Sonoma County Sheriffs Support Legislation Changing Contract System for Inmate Medical Care
Law enforcement officials in Sonoma County are supporting state legislation (SB 159) that would encourage sheriff's departments to negotiate contracts for inmate medical care with hospitals, the Santa Rosa Press Democrat reports.
According to the Press Democrat, the Sonoma County Sheriff's Department budgeted $150,000 for medical care not related to mental health treatment for county jail inmates for the budget year that ended in July. To date, the department has spent $622,474, with an estimated $800,000 in bills still outstanding, and officials say the high costs could lead to reduced police patrols, according to the Press Democrat.
Sheriff Bill Cogbill attributed the high medical costs to an aging population of inmates, most of whom do not have health insurance, have substance abuse problems and have experienced violence in the past.
To address the rising costs, the sheriffs are voicing support for SB 159, which would call for hospitals to bill sheriffs' departments and other local law enforcement agencies at Medi-Cal rates if they cannot agree on a contract.

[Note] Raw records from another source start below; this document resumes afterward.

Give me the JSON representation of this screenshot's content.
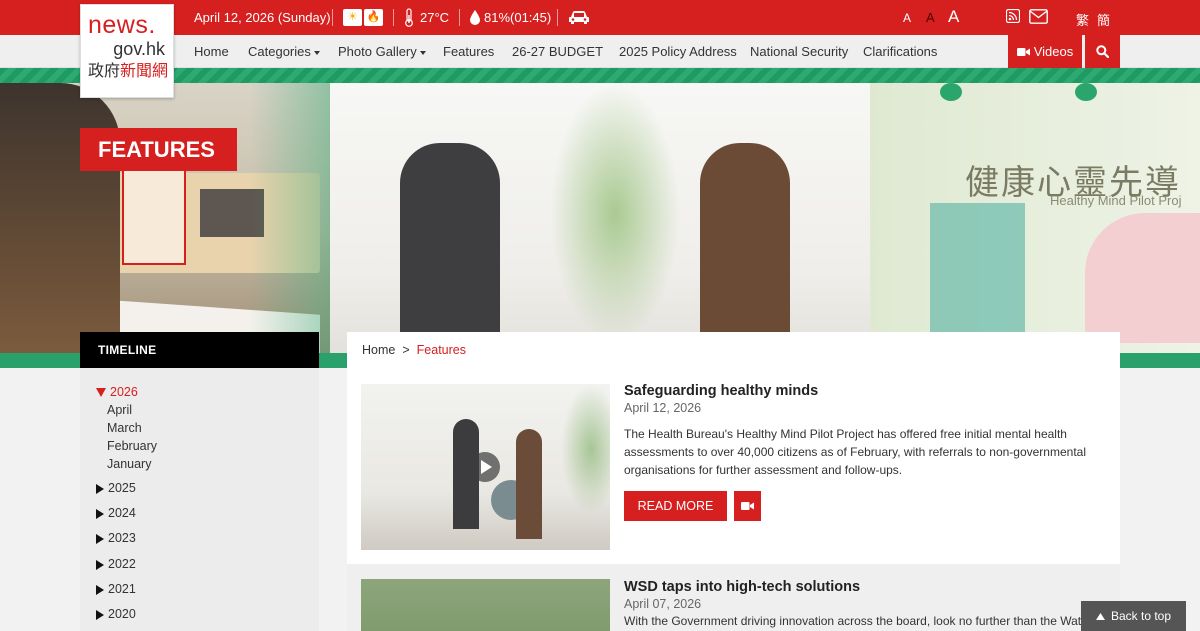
{
  "topbar": {
    "date": "April 12, 2026 (Sunday)",
    "temperature": "27°C",
    "humidity": "81%(01:45)",
    "font_small": "A",
    "font_medium": "A",
    "font_large": "A",
    "lang_tc": "繁",
    "lang_sc": "簡"
  },
  "logo": {
    "line1": "news.",
    "line2": "gov.hk",
    "line3_part1": "政府",
    "line3_part2": "新聞網"
  },
  "nav": {
    "items": [
      {
        "label": "Home"
      },
      {
        "label": "Categories"
      },
      {
        "label": "Photo Gallery"
      },
      {
        "label": "Features"
      },
      {
        "label": "26-27 BUDGET"
      },
      {
        "label": "2025 Policy Address"
      },
      {
        "label": "National Security"
      },
      {
        "label": "Clarifications"
      }
    ],
    "videos_label": "Videos"
  },
  "hero": {
    "badge": "FEATURES",
    "sign_cn": "健康心靈先導",
    "sign_en": "Healthy Mind Pilot Proj"
  },
  "sidebar": {
    "heading": "TIMELINE",
    "years": [
      {
        "label": "2026",
        "open": true,
        "months": [
          "April",
          "March",
          "February",
          "January"
        ]
      },
      {
        "label": "2025"
      },
      {
        "label": "2024"
      },
      {
        "label": "2023"
      },
      {
        "label": "2022"
      },
      {
        "label": "2021"
      },
      {
        "label": "2020"
      }
    ]
  },
  "breadcrumb": {
    "home": "Home",
    "sep": ">",
    "current": "Features"
  },
  "articles": [
    {
      "title": "Safeguarding healthy minds",
      "date": "April 12, 2026",
      "summary": "The Health Bureau's Healthy Mind Pilot Project has offered free initial mental health assessments to over 40,000 citizens as of February, with referrals to non-governmental organisations for further assessment and follow-ups.",
      "read_more": "READ MORE"
    },
    {
      "title": "WSD taps into high-tech solutions",
      "date": "April 07, 2026",
      "summary": "With the Government driving innovation across the board, look no further than the Wate"
    }
  ],
  "back_to_top": "Back to top",
  "colors": {
    "brand_red": "#d6201f",
    "green": "#2aa06a"
  }
}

Cogbill said the bill, by Sen. George Runner (R-Antelope Valley), would be "a more effective, cost-efficient way" of providing medical care to inmates.
However, opponents of the bill, including the California Hospital Association, say it would "handicap hospitals that are already financially pressed and place them at a disadvantage in any negotiations."
Hospitals also raised concerns about a practice dubbed "patient dumping," in which hospitals must absorb the costs of caring for patients who are brought in by law enforcement and arrested after their treatment (Hay, Santa Rosa Press Democrat, 8/7).